The government owns 51 per cent in Pawan Hans, which has a fleet of 46 choppers. The remaining 49 per cent is with state-run ONGC. If the sale goes through, government will exit the chopper-maker.
The disinvestment process is on, as ONGC refused to buy out the government's stake when it was proposed last year.
"Pawan Hans (PHL) for which an RFP (request for proposal) has been invited, has got substantial competitive interest," department of investment and public asset management (Dipam) secretary Atanu Chakraborty told reporters on the sidelines of an NSE event.
SBI Capital is advising the government on the bidding process. In April, the government had issued the information memorandum for the 51 per cent strategic stake sale in Pawan Hans and had sought expressions of interest (EoI) from interested bidders by June 18.
Chakraborty denied that Air India's disinvestment plans were put on the back burner saying the process is a continuing exercise.
"As a part of that, an expression of interest have been invited for Air India Air Transport Services (AIATSL). And, certain other assets of Air India are in the process of being sold," he added.
AIATSL is the profit-making ground handling arm of the national carrier. In 2016-17, AIATSL raked in a profit of Rs 616.6 million.
The government had in June 2017 unsuccessfully tried to offload 76 per cent stake in the national carrier.
As part of the disinvestment, the government was planning to transfer most of the debt to a special purpose vehicle.
"There are practical problem in selling a company at a particular time. First set of interest didn't come because of that back burners takes place...it will takes six more months... That is more to do with the mechanics of doing a thing, not with the intent of the government. Everything is on a front burner," he said.
Chakraborty expressed confidence that the government will be able to reach its disinvestment target of over Rs 800 billion though it has so far been able to mop up only about Rs 100 billion.
He said the government will continue to use exchange traded funds (ETF) as one of its preferred modes for disinvestment.
On the ongoing CPSE ETF, he said, against the Rs 80 billion offering, a subscription of Rs 300 billion has been received, but the government will retain only Rs 170 billion.

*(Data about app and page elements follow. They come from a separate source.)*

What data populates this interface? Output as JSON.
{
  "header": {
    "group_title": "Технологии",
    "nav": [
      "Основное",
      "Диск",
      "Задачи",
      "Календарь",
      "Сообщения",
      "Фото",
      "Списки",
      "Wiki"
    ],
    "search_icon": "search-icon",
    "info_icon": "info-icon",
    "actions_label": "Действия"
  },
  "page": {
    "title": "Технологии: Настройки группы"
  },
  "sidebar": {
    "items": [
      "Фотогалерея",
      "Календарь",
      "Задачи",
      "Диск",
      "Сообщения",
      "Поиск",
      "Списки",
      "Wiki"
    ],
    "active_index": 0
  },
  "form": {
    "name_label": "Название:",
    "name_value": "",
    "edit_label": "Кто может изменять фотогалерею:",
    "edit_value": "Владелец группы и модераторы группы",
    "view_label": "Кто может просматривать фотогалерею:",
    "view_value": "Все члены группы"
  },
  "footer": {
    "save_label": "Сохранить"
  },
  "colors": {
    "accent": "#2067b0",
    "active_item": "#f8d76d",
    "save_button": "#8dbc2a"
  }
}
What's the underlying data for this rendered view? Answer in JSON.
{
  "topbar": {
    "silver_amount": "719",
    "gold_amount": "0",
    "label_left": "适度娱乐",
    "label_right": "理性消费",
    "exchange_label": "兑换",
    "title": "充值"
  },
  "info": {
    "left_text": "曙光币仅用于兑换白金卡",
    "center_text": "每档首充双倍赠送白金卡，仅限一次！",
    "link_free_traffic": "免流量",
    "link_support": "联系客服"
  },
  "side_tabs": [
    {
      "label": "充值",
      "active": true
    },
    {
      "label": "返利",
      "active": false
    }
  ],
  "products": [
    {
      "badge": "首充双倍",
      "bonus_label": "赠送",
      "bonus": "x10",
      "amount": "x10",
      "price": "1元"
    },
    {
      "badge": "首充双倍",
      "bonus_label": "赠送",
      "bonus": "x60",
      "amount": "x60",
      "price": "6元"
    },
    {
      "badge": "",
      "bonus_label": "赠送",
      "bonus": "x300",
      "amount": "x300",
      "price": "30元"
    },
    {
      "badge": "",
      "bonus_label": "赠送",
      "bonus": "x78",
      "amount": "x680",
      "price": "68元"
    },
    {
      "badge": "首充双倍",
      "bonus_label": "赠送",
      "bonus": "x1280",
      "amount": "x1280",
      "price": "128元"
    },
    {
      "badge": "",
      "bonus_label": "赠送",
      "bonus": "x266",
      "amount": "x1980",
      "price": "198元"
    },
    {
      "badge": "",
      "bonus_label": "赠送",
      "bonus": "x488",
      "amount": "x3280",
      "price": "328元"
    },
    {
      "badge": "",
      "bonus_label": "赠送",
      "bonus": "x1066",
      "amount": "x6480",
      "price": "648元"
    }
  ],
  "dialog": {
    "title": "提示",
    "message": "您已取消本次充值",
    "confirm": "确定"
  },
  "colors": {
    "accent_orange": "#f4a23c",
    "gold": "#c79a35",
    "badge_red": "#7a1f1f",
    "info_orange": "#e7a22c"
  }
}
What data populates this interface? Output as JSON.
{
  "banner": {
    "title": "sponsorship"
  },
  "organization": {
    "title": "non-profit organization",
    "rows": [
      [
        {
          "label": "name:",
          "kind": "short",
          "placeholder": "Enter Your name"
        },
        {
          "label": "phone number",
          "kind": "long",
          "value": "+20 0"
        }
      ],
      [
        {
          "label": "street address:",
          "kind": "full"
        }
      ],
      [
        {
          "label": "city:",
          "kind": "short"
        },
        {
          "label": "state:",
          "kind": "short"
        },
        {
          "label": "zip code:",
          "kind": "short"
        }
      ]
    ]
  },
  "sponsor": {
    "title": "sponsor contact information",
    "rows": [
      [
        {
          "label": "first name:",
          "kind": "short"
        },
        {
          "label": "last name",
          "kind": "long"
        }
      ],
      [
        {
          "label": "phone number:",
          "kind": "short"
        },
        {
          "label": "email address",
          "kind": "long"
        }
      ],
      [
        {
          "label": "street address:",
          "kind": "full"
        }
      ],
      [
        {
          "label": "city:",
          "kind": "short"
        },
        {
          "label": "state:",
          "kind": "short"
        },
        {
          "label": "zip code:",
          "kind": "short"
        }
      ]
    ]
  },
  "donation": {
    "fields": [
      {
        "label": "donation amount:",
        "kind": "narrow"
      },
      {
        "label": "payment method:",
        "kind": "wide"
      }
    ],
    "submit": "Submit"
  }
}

He said the retail portion was fully subscribed, and there was a big interest shown by FPIs who offered almost Rs 130 billion, both in anchor and non-anchor categories.
He said the work on debt ETF is also on progress.
Speaking on the same event, NSE managing director Vikram Limaye said despite ETFs being in existence for a long time, the assets linked to equity, debt and commodity ETFs aggregate to around Rs 941 billion (with equity ETFs alone having a share of close to 93 per cent in the domestic ETF market) which is just 4 per cent of mutual fund AUM.
Globally, the ETF industry accounts for nearly 6-7 per cent of the mutual fund assets, he said.
"Despite a relatively slow start, domestic ETF assets grew at a rate of close to 28 per cent CAGR over the last 11 years whereas the number of ETFs have increased eight-fold from nine in 2007 to 72 in October 2018," Limaye said.